▸ Required work:
Using the data below, return every line that holds the word "this".

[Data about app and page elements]
________
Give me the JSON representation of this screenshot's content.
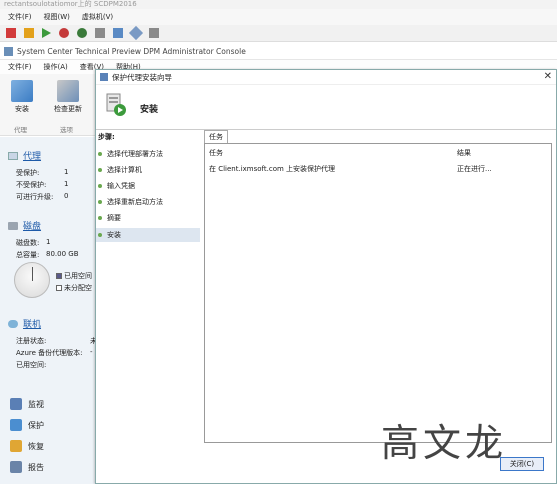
{
  "vm": {
    "title": "rectantsoulotatiomor上的 SCDPM2016",
    "menu": [
      "文件(F)",
      "视图(W)",
      "虚拟机(V)"
    ]
  },
  "console": {
    "title": "System Center Technical Preview DPM Administrator Console",
    "menu": [
      "文件(F)",
      "操作(A)",
      "查看(V)",
      "帮助(H)"
    ]
  },
  "ribbon": {
    "buttons": [
      "安装",
      "检查更新"
    ],
    "groups": [
      "代理",
      "选项"
    ]
  },
  "nav": {
    "agents": {
      "title": "代理",
      "rows": [
        {
          "label": "受保护:",
          "value": "1"
        },
        {
          "label": "不受保护:",
          "value": "1"
        },
        {
          "label": "可进行升级:",
          "value": "0"
        }
      ]
    },
    "disks": {
      "title": "磁盘",
      "count_label": "磁盘数:",
      "count_value": "1",
      "capacity_label": "总容量:",
      "capacity_value": "80.00 GB",
      "legend_used": "已用空间",
      "legend_unalloc": "未分配空"
    },
    "online": {
      "title": "联机",
      "rows": [
        "注册状态:",
        "Azure 备份代理版本:",
        "已用空间:"
      ],
      "values": [
        "未",
        "-",
        ""
      ]
    },
    "bottom": [
      {
        "label": "监视",
        "icon": "monitor-icon"
      },
      {
        "label": "保护",
        "icon": "protect-icon"
      },
      {
        "label": "恢复",
        "icon": "recovery-icon"
      },
      {
        "label": "报告",
        "icon": "report-icon"
      }
    ]
  },
  "wizard": {
    "title": "保护代理安装向导",
    "header": "安装",
    "steps_label": "步骤:",
    "steps": [
      "选择代理部署方法",
      "选择计算机",
      "输入凭据",
      "选择重新启动方法",
      "摘要",
      "安装"
    ],
    "active_step": 5,
    "tab": "任务",
    "columns": [
      "任务",
      "结果"
    ],
    "tasks": [
      {
        "task": "在 Client.ixmsoft.com 上安装保护代理",
        "result": "正在进行..."
      }
    ],
    "close_button": "关闭(C)",
    "watermark": "高文龙"
  },
  "colors": {
    "accent": "#1e5aa8",
    "nav_bg": "#eef3f8",
    "step_dot": "#6aa84f"
  }
}
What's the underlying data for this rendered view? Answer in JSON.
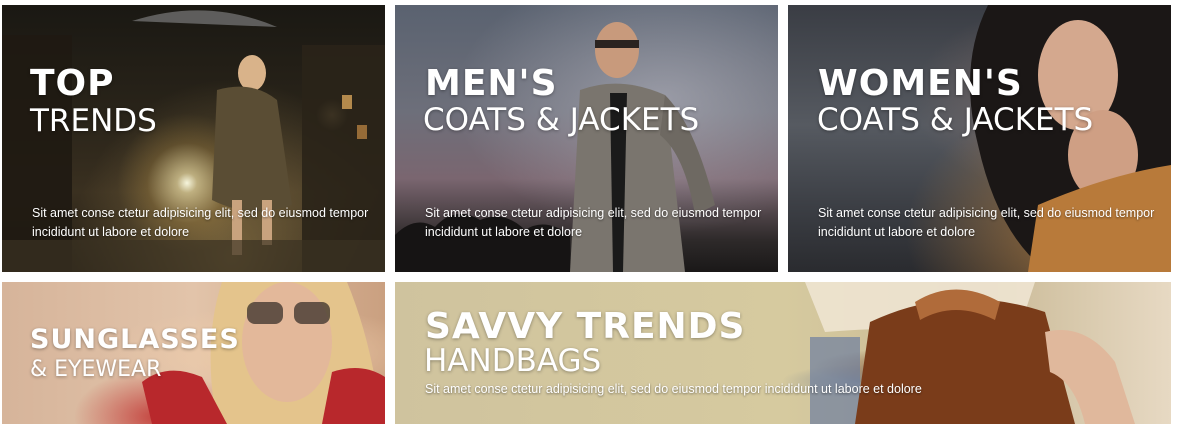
{
  "tiles": [
    {
      "title_line1": "TOP",
      "title_line2": "TRENDS",
      "description": "Sit amet conse ctetur adipisicing elit, sed do eiusmod tempor incididunt ut labore et dolore"
    },
    {
      "title_line1": "MEN'S",
      "title_line2": "COATS & JACKETS",
      "description": "Sit amet conse ctetur adipisicing elit, sed do eiusmod tempor incididunt ut labore et dolore"
    },
    {
      "title_line1": "WOMEN'S",
      "title_line2": "COATS & JACKETS",
      "description": "Sit amet conse ctetur adipisicing elit, sed do eiusmod tempor incididunt ut labore et dolore"
    },
    {
      "title_line1": "SUNGLASSES",
      "title_line2": "& EYEWEAR"
    },
    {
      "title_line1": "SAVVY TRENDS",
      "title_line2": "HANDBAGS",
      "description": "Sit amet conse ctetur adipisicing elit, sed do eiusmod tempor incididunt ut labore et dolore"
    }
  ]
}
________
▸ The answer:
Give me the JSON representation of this screenshot's content.
What's the underlying data for this rendered view? Answer in JSON.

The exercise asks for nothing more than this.